Officials heave a sigh of relief at the peaceful polling for the Lok Sabha elections across the State. And the people are happy that they have discharged their democratic right to choose their rulers.
But the non-resumption of grievances redress meetings even after the completion of polling is a matter of concern for all sections, especially the poor and farmers.
The weekly grievances day meetings, held every Monday in the district headquarters, the farmers’ grievances day meetings in the third week of every month and the mass contact programme held in rotation in villages once a month are very popular programmes, as they are aimed at redressing the grievances of the needy.
These programmes, presided over by the Collector, used to attract a good number of people, even from faraway places, as they could meet the heads of government department easily.
After the model code of conduct came into effect on March 5, these programmes have been suspended until the votes are counted on May 16.
The propriety of keeping the meetings suspended, even after polling was over, is not clear. The Election Commission should not let the people suffer till the counting day, a cross-section of the people says.
In particular, the farmers’ grievances day meetings used to evoke an overwhelming response, as they dealt with all problems relating to agriculture. “Suspension of these programmes until after the election process may be justified.
But keeping them suspended after the elections is unreasonable,” says P.Viswanathan, State president of the Tamizhaga Yeri Matrum Aatru Pasana Vivasayigal Sangam.
With the State reeling under drought conditions, the drinking water scarcity is acute in many districts.

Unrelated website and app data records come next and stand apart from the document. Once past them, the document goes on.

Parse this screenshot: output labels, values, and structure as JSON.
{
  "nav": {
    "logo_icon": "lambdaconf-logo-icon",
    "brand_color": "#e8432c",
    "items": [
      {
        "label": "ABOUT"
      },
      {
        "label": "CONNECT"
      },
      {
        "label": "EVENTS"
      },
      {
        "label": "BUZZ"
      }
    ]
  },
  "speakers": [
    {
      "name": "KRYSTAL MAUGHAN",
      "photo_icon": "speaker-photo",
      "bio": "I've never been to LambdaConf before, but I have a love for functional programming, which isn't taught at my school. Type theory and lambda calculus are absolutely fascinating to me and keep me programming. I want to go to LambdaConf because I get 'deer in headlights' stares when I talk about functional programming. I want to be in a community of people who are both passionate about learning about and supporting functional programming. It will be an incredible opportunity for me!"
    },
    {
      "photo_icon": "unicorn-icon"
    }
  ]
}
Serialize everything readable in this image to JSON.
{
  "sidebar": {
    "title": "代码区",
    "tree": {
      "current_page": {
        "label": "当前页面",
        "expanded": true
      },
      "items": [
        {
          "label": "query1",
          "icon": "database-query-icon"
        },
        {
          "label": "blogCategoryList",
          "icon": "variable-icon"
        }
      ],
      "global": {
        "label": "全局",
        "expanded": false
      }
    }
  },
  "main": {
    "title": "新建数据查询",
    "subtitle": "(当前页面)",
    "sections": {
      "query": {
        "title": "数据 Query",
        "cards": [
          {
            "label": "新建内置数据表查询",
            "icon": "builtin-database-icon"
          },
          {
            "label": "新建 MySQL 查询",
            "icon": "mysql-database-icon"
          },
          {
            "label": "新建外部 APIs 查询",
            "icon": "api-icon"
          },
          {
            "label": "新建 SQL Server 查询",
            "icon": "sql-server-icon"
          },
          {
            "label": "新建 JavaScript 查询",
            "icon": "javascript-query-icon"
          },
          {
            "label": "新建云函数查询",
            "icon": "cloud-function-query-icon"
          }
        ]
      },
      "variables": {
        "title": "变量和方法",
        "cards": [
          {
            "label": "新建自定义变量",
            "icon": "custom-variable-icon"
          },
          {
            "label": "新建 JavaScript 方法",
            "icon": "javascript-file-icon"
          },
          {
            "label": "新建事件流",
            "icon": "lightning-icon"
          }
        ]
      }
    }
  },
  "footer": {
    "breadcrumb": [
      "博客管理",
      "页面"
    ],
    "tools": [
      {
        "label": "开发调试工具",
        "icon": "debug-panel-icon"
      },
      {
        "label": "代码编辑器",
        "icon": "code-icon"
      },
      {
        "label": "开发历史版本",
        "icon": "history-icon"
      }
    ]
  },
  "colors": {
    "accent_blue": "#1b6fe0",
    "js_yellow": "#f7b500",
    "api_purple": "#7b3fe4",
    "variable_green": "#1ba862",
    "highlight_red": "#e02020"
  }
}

Fodder has become scarce, forcing government to open temporary outlets for marketing it. People used to take advantage of the weekly grievances day meetings and the mass contact programmes to highlight these problems, so they should be resumed immediately, says R.Muthukumar, Lalgudi taluk committee member of the Communist Party of India.